T – 4 weeks
I stayed in Brisbane for a few weeks either side of Easter. I had no projects in mind for this period, apart from maybe whipping up something quick to light my campsite at a doof I was going to. Before I’d even left — long before I’d had the chance to show off my Kaiju suit to my local hackerspace to show it off — a friend informed me of a charming man who had recently joined, who had a plan to build an art car in the coming weeks, just in time for the very festival I would be attending. He put me in touch, and by the time I’d made it to HSBNE, I’d already signed on.
T – 3 weeks
Back in Brisbane, I bring my newest project along to HSBNE and a few people are suitably impressed (I’ll see myself out, thanks). My charming new friend tells me he’s in the midst of organising the purchase of the vehicle which will become the basis for our project. I figure that not all of the strip needs to be addressable, and we can save some construction costs by casting solid colours on some sections using the much cheaper common-anode strip, a handful of DIP WS2811 chips and some MOSFETs (see below). Knowing the rough size of the vehicle, I order what seems like an appropriate amount of LED strip, including spares to deal with the usual unforeseen consequences.
I spend the next week designing a circuit which can use the current-sinking ability of the WS2811 chip to PWM a BJT, which in turn drives the gate of a MOSFET, to switch the power for the common-anode strip. It seems to work in a circuit simulator. That obviously means it’s going to work flawlessly the first time in the real world, right? I start programming the addressable part and getting the power system in order.
T – 2 weeks
T – 1 week
The LED strip arrives, and I get to work hooking up a WS2811 chip to one of my triple-FET veroboards.

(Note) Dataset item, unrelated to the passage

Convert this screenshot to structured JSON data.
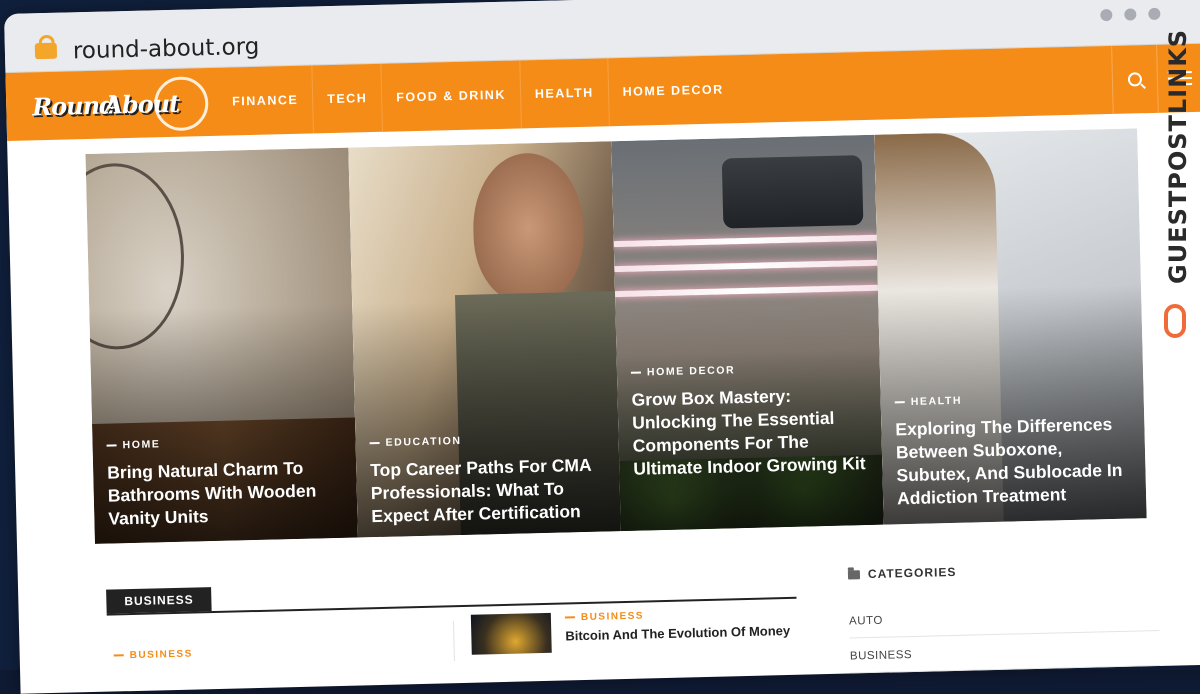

Pop. There goes a WS2811. Hmm, maybe they can’t actually take 12V on VCC like the “datasheet” says.
Pop. Oh, right. Need a resistor there.

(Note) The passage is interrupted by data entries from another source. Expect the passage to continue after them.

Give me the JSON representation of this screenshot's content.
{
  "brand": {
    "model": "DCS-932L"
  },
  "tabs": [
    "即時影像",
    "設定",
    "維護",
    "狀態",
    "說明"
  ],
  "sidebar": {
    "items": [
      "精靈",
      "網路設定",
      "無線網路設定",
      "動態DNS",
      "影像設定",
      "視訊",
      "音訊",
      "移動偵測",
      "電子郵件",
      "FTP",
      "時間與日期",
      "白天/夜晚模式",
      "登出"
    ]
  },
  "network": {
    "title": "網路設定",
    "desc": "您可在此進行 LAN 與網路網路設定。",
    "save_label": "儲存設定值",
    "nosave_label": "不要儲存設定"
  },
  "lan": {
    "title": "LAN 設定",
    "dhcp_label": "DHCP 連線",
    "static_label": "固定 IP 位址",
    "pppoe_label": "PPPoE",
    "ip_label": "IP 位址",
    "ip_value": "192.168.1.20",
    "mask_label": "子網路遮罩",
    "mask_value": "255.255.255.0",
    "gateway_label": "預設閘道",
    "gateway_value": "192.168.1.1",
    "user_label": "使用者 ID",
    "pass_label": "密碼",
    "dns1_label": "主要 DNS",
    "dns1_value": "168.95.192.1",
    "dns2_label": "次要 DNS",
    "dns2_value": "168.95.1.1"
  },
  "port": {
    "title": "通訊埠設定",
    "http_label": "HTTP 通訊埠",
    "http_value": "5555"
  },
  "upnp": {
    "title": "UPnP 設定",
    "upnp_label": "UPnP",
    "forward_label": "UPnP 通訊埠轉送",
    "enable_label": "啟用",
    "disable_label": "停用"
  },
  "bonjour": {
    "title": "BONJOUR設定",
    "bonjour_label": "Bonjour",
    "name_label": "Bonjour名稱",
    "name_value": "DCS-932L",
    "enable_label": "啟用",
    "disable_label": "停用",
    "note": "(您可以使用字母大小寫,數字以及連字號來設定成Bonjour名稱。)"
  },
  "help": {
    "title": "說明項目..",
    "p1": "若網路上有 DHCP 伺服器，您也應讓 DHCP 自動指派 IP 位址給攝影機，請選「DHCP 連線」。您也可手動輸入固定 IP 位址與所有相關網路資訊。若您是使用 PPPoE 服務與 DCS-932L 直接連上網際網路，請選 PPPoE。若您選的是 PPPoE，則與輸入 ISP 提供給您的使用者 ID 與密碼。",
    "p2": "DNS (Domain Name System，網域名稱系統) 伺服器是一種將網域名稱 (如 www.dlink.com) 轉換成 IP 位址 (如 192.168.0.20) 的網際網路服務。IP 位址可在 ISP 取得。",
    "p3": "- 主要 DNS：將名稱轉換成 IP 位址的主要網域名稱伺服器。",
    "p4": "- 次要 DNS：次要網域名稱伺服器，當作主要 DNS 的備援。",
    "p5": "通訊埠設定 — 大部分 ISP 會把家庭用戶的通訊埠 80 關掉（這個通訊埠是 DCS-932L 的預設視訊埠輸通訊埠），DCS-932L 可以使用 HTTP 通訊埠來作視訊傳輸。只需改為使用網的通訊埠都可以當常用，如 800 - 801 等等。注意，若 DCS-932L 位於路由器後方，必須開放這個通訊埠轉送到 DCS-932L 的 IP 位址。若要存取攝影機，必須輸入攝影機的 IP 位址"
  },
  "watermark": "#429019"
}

…no smoke! No lights either. Wait, the red one lights up briefly. Hold on, I missed a connection.
Pop. Seriously? Good thing these come in packs of 100.
While I do end up with …something, it doesn’t work out as I’d planned — whatever I try, either the lights come on only some of the time, one of the channels doesn’t work, or my increasingly-frustrated brain messes up somewhere and I let the smoke out of yet another WS2811. The most annoying thing about this exercise is that my breadboarded prototype seems to work just fine until I add a resistor that the circuit shouldn’t have worked without. Amusingly, it is here that I learn the lesson that the faster I rush, the less I accomplish over time. Cooler heads really do prevail.
Eventually I give up on the WS2811 bridge, and change the controller from an Arduino Uno to a spare Mega ADK, and use the plentitude of PWM pins on the Mega to drive the FET gates directly. While the threshold voltage for the FETs is right on 5V (meaning RDS never quite reaches RDS(on)), it does manage to colour-fade correctly. Near enough, meet good enough.
Meanwhile, the connectors I found for the 4-wire strip work fine so long as they are soldered to the strip. Yes, they’re labelled as solderless connectors, but simple contact doesn’t always conduct as well as it should, and some flux-cored solder removes any surface corrosion and seals the contact area nicely.
T – 3 days
I get all the LEDs installed. The controller drives them just fine, although now I’m running three data lines to each controller board instead of one. C’est la vie. Power works. Controller works. My long-ass USB cable lets me sit far enough from the Queenslander to see the changes after I upload its program. I tweak it so that the timings of the windows are evenly-spaced. Again so that the windows don’t all change to the same colour in a sequence. Speed it up. Slow it down. Accentuate the sparkle trail. Remove the sparkle trail.
I’m buggered from getting it all installed, but gleeful that I can now see the payoff. I cut the lightbox windows from some scrap plastic (leftover PETG from my Laser Angel Wings), then get busy with an orbital sander to frost them. For kicks, I use the space’s laser cutter to etch the front surfaces.
We did it! We brought The Wonky Queenslander to life, just in time for Rabbits Eat Lettuce.
The day of the drive to the festival (Thursday), it rains all afternoon. The rain wouldn’t let up until Saturday afternoon. The site starts wet and ends up a huge mudpit. That doesn’t stop anyone from having an awesome time, however!
- Four weeks is just long enough to throw a larger project like this together in a hurry.
- Transistors are not simple switches, there is some serious semiconductor wizardry going on inside them, and you need to understand that wizardry to use them in practice.
- “Solderless” connectors can work better when soldered.
- Common-anode LED strip is remarkably fault-tolerant if you attach R+G+B+A to both ends (it could have a single break in each and still work fine)